▶ _WHAT YOU WILL DO_
After reading the entries below, report how many lines have the string "thanks" in them, giving the number alone.

▶ _RECORDS TO USE_
--- START ---

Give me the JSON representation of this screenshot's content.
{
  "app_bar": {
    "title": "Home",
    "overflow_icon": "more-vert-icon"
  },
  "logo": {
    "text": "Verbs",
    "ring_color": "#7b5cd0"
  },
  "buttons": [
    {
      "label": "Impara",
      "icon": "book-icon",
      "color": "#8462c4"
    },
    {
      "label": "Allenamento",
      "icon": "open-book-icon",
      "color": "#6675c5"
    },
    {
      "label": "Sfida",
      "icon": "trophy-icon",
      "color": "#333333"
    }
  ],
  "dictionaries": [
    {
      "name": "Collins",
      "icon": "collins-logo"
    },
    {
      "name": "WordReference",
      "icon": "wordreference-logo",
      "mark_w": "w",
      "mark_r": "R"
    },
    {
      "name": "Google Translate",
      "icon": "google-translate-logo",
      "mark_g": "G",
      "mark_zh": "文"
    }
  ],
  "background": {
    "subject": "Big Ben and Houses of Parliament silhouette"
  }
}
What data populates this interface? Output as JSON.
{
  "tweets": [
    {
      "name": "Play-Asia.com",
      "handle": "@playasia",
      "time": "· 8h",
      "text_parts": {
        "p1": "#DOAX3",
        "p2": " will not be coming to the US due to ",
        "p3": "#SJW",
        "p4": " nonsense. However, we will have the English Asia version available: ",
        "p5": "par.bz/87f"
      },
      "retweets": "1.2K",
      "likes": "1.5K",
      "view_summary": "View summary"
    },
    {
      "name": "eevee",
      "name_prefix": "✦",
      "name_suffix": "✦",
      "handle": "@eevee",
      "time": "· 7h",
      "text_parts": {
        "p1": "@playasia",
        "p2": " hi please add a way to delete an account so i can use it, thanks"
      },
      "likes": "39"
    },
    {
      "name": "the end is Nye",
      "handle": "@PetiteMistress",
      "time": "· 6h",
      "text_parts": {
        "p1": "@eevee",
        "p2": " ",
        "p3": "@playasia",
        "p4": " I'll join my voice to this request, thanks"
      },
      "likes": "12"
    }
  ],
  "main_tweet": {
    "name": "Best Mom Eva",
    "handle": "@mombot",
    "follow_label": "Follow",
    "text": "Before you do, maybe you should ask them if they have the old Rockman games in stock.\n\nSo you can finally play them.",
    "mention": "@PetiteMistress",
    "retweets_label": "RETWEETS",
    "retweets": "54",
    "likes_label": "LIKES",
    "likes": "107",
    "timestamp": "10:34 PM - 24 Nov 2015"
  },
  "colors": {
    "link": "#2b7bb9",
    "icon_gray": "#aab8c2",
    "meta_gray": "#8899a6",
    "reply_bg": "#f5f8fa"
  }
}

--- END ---

▶ _THE ANSWER_
2